YOUR OBJECTIVE —
Exactly as given, write out all the entries again.

TASK MATERIAL Block Start

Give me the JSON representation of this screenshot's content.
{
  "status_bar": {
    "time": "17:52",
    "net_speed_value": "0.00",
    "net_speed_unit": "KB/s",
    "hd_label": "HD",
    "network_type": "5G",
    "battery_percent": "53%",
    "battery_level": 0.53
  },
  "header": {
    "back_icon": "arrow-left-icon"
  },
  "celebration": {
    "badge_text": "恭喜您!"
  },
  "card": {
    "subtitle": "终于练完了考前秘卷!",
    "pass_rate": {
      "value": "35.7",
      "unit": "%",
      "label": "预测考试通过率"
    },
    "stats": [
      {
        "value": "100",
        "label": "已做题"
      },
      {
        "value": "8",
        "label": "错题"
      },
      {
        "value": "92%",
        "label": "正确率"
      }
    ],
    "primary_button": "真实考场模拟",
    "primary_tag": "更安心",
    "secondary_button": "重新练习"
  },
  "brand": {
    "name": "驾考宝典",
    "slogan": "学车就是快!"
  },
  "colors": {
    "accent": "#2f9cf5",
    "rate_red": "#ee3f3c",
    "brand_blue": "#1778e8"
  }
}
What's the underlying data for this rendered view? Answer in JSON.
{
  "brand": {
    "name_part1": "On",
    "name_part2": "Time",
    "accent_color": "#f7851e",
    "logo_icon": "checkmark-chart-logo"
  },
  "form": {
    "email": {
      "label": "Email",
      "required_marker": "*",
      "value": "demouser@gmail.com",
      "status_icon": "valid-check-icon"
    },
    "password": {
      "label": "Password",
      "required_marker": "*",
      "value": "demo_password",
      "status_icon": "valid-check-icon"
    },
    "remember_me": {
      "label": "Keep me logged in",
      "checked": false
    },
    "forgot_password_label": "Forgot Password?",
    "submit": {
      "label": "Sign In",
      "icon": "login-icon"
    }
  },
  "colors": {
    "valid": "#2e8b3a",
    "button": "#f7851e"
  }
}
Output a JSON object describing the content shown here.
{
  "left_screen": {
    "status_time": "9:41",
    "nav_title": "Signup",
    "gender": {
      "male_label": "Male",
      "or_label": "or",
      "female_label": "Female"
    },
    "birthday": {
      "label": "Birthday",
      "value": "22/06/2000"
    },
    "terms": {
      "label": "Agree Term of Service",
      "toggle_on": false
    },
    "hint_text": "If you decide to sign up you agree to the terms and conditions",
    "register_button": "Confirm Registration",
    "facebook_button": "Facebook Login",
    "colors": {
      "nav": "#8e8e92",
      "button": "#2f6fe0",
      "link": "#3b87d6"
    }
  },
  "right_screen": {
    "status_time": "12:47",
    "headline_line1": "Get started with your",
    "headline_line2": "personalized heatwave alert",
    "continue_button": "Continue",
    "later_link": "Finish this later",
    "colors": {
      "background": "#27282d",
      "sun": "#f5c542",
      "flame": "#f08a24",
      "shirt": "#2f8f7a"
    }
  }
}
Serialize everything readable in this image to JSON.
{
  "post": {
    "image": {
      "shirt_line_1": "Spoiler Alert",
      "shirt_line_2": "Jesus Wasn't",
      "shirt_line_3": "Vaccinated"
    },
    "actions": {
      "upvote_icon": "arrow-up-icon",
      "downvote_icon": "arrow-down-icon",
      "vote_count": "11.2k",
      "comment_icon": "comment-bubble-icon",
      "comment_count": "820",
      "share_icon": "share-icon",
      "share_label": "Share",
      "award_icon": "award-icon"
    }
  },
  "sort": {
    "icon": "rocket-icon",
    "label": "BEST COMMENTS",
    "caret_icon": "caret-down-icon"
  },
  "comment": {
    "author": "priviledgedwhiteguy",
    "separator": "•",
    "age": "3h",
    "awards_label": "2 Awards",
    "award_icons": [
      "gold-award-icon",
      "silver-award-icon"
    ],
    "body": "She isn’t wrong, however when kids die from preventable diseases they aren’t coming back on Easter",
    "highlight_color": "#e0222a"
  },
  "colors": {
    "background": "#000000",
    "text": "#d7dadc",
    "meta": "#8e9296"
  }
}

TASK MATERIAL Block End

TASK RESULT —
Give me the JSON representation of this screenshot's content.
{
  "status_bar": {
    "time": "17:52",
    "net_speed_value": "0.00",
    "net_speed_unit": "KB/s",
    "hd_label": "HD",
    "network_type": "5G",
    "battery_percent": "53%",
    "battery_level": 0.53
  },
  "header": {
    "back_icon": "arrow-left-icon"
  },
  "celebration": {
    "badge_text": "恭喜您!"
  },
  "card": {
    "subtitle": "终于练完了考前秘卷!",
    "pass_rate": {
      "value": "35.7",
      "unit": "%",
      "label": "预测考试通过率"
    },
    "stats": [
      {
        "value": "100",
        "label": "已做题"
      },
      {
        "value": "8",
        "label": "错题"
      },
      {
        "value": "92%",
        "label": "正确率"
      }
    ],
    "primary_button": "真实考场模拟",
    "primary_tag": "更安心",
    "secondary_button": "重新练习"
  },
  "brand": {
    "name": "驾考宝典",
    "slogan": "学车就是快!"
  },
  "colors": {
    "accent": "#2f9cf5",
    "rate_red": "#ee3f3c",
    "brand_blue": "#1778e8"
  }
}
What's the underlying data for this rendered view? Answer in JSON.
{
  "brand": {
    "name_part1": "On",
    "name_part2": "Time",
    "accent_color": "#f7851e",
    "logo_icon": "checkmark-chart-logo"
  },
  "form": {
    "email": {
      "label": "Email",
      "required_marker": "*",
      "value": "demouser@gmail.com",
      "status_icon": "valid-check-icon"
    },
    "password": {
      "label": "Password",
      "required_marker": "*",
      "value": "demo_password",
      "status_icon": "valid-check-icon"
    },
    "remember_me": {
      "label": "Keep me logged in",
      "checked": false
    },
    "forgot_password_label": "Forgot Password?",
    "submit": {
      "label": "Sign In",
      "icon": "login-icon"
    }
  },
  "colors": {
    "valid": "#2e8b3a",
    "button": "#f7851e"
  }
}
Output a JSON object describing the content shown here.
{
  "left_screen": {
    "status_time": "9:41",
    "nav_title": "Signup",
    "gender": {
      "male_label": "Male",
      "or_label": "or",
      "female_label": "Female"
    },
    "birthday": {
      "label": "Birthday",
      "value": "22/06/2000"
    },
    "terms": {
      "label": "Agree Term of Service",
      "toggle_on": false
    },
    "hint_text": "If you decide to sign up you agree to the terms and conditions",
    "register_button": "Confirm Registration",
    "facebook_button": "Facebook Login",
    "colors": {
      "nav": "#8e8e92",
      "button": "#2f6fe0",
      "link": "#3b87d6"
    }
  },
  "right_screen": {
    "status_time": "12:47",
    "headline_line1": "Get started with your",
    "headline_line2": "personalized heatwave alert",
    "continue_button": "Continue",
    "later_link": "Finish this later",
    "colors": {
      "background": "#27282d",
      "sun": "#f5c542",
      "flame": "#f08a24",
      "shirt": "#2f8f7a"
    }
  }
}
Serialize everything readable in this image to JSON.
{
  "post": {
    "image": {
      "shirt_line_1": "Spoiler Alert",
      "shirt_line_2": "Jesus Wasn't",
      "shirt_line_3": "Vaccinated"
    },
    "actions": {
      "upvote_icon": "arrow-up-icon",
      "downvote_icon": "arrow-down-icon",
      "vote_count": "11.2k",
      "comment_icon": "comment-bubble-icon",
      "comment_count": "820",
      "share_icon": "share-icon",
      "share_label": "Share",
      "award_icon": "award-icon"
    }
  },
  "sort": {
    "icon": "rocket-icon",
    "label": "BEST COMMENTS",
    "caret_icon": "caret-down-icon"
  },
  "comment": {
    "author": "priviledgedwhiteguy",
    "separator": "•",
    "age": "3h",
    "awards_label": "2 Awards",
    "award_icons": [
      "gold-award-icon",
      "silver-award-icon"
    ],
    "body": "She isn’t wrong, however when kids die from preventable diseases they aren’t coming back on Easter",
    "highlight_color": "#e0222a"
  },
  "colors": {
    "background": "#000000",
    "text": "#d7dadc",
    "meta": "#8e9296"
  }
}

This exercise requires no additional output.